* _Task to carry out_: In the data below, locate each line with the word "sprite" and list it.

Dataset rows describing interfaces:

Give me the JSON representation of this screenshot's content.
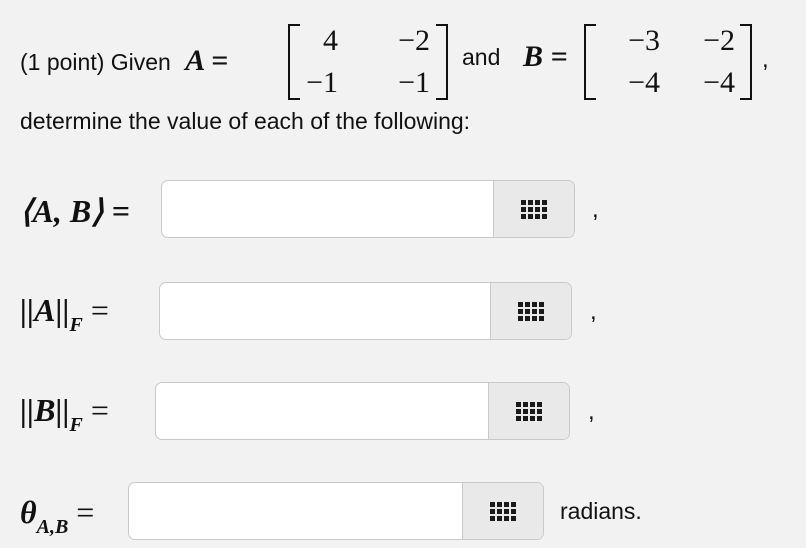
{
  "intro": {
    "prefix": "(1 point) Given",
    "A_eq": "A =",
    "and": "and",
    "B_eq": "B =",
    "trail": ",",
    "instruction": "determine the value of each of the following:"
  },
  "matrixA": [
    [
      "4",
      "−2"
    ],
    [
      "−1",
      "−1"
    ]
  ],
  "matrixB": [
    [
      "−3",
      "−2"
    ],
    [
      "−4",
      "−4"
    ]
  ],
  "questions": [
    {
      "label": "⟨A, B⟩ =",
      "value": "",
      "suffix": ","
    },
    {
      "label_main": "||A||",
      "label_sub": "F",
      "label_eq": " =",
      "value": "",
      "suffix": ","
    },
    {
      "label_main": "||B||",
      "label_sub": "F",
      "label_eq": " =",
      "value": "",
      "suffix": ","
    },
    {
      "label_main": "θ",
      "label_sub": "A,B",
      "label_eq": " =",
      "value": "",
      "suffix": "radians."
    }
  ],
  "keyboard_icon": "keypad-icon"
}
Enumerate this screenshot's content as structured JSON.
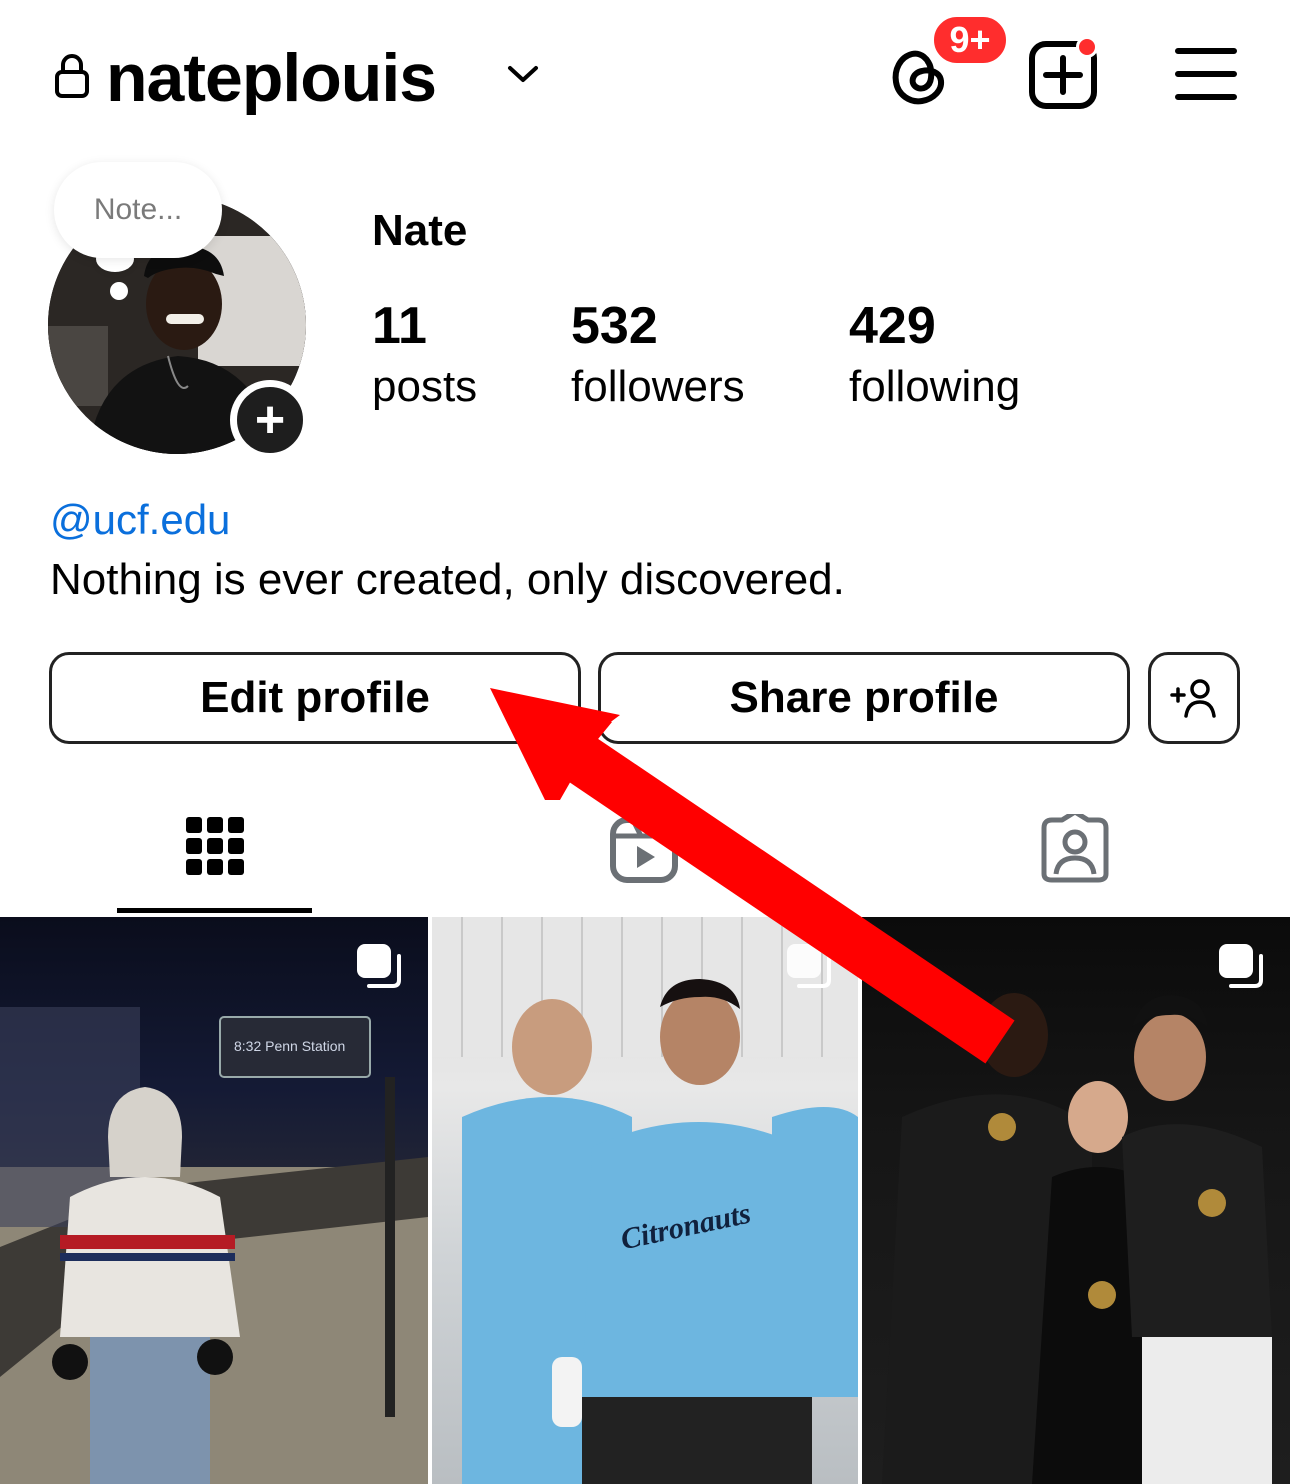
{
  "header": {
    "username": "nateplouis",
    "threads_badge": "9+",
    "icons": [
      "lock-icon",
      "chevron-down-icon",
      "threads-icon",
      "create-post-icon",
      "menu-icon"
    ]
  },
  "profile": {
    "note_placeholder": "Note...",
    "display_name": "Nate",
    "stats": {
      "posts_count": "11",
      "posts_label": "posts",
      "followers_count": "532",
      "followers_label": "followers",
      "following_count": "429",
      "following_label": "following"
    },
    "link": "@ucf.edu",
    "bio": "Nothing is ever created, only discovered."
  },
  "actions": {
    "edit_label": "Edit profile",
    "share_label": "Share profile"
  },
  "tabs": [
    {
      "icon": "grid-icon",
      "selected": true
    },
    {
      "icon": "reels-icon",
      "selected": false
    },
    {
      "icon": "tagged-icon",
      "selected": false
    }
  ],
  "grid": {
    "posts": [
      {
        "name": "post-train-station",
        "multi": true,
        "sign_text": "8:32 Penn Station"
      },
      {
        "name": "post-citronauts-team",
        "multi": true,
        "shirt_text": "Citronauts"
      },
      {
        "name": "post-award-night",
        "multi": true
      }
    ]
  },
  "colors": {
    "accent_link": "#0a6fdc",
    "badge_red": "#ff2d2d",
    "annotation_arrow": "#ff0000"
  }
}
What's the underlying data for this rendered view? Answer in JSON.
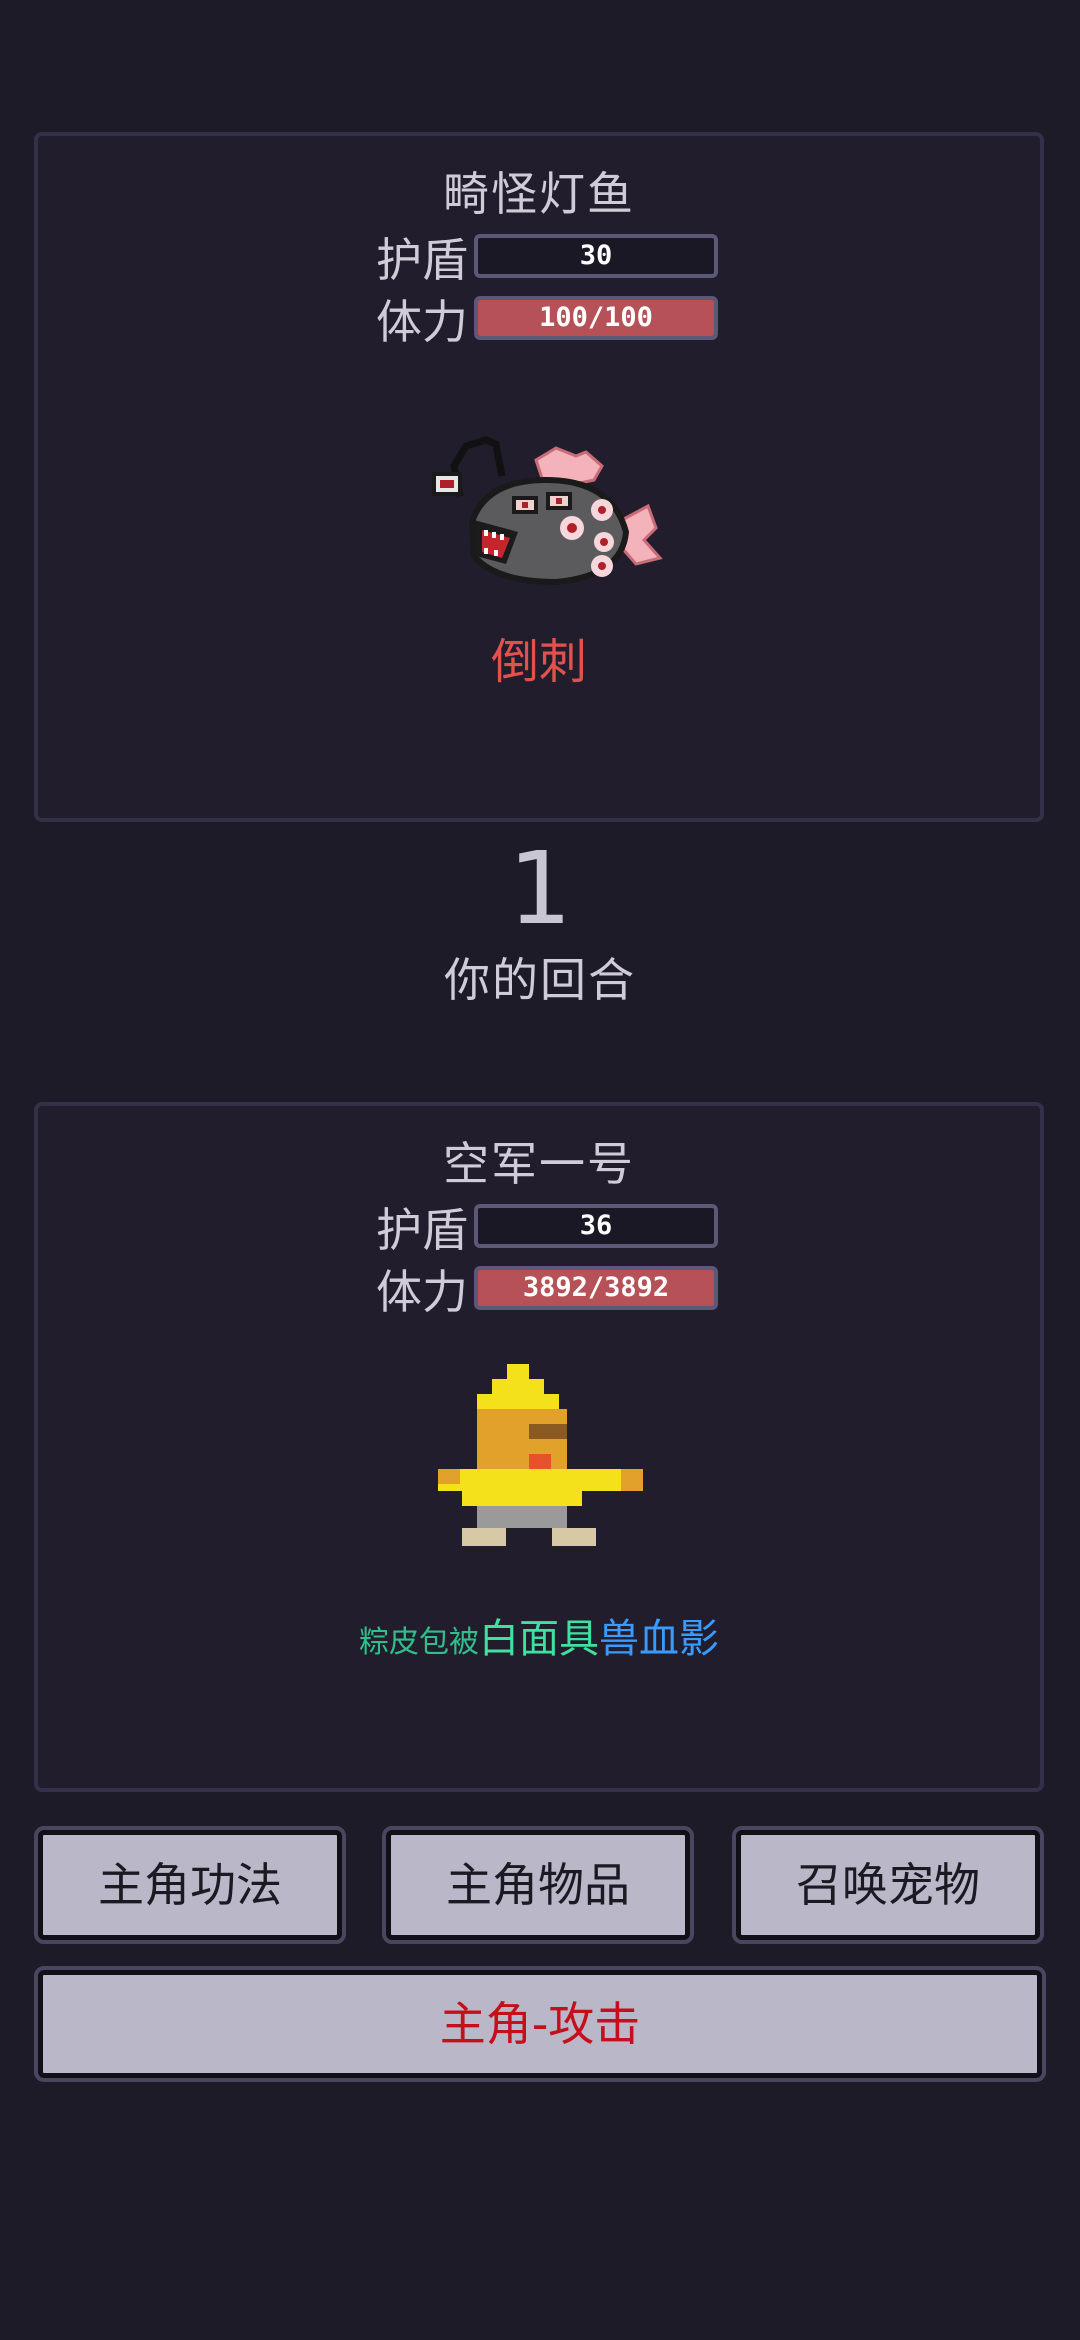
{
  "enemy": {
    "name": "畸怪灯鱼",
    "shield_label": "护盾",
    "shield_value": "30",
    "hp_label": "体力",
    "hp_text": "100/100",
    "hp_fraction": 1.0,
    "status": "倒刺",
    "sprite": "anglerfish-sprite"
  },
  "turn": {
    "number": "1",
    "label": "你的回合"
  },
  "player": {
    "name": "空军一号",
    "shield_label": "护盾",
    "shield_value": "36",
    "hp_label": "体力",
    "hp_text": "3892/3892",
    "hp_fraction": 1.0,
    "sprite": "yellow-hat-character-sprite",
    "equipment": [
      {
        "text": "粽皮包被",
        "color": "#2fbf8a"
      },
      {
        "text": "白面具",
        "color": "#3fe0a0"
      },
      {
        "text": "兽血影",
        "color": "#3a9bff"
      }
    ]
  },
  "buttons": {
    "skills": "主角功法",
    "items": "主角物品",
    "pet": "召唤宠物",
    "attack": "主角-攻击"
  },
  "colors": {
    "background": "#1e1b29",
    "hp_bar": "#b65158",
    "attack_text": "#c4101c",
    "status_red": "#e2524d"
  }
}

* _Answer to the exercise_:
    "sprite": "anglerfish-sprite"
    "sprite": "yellow-hat-character-sprite",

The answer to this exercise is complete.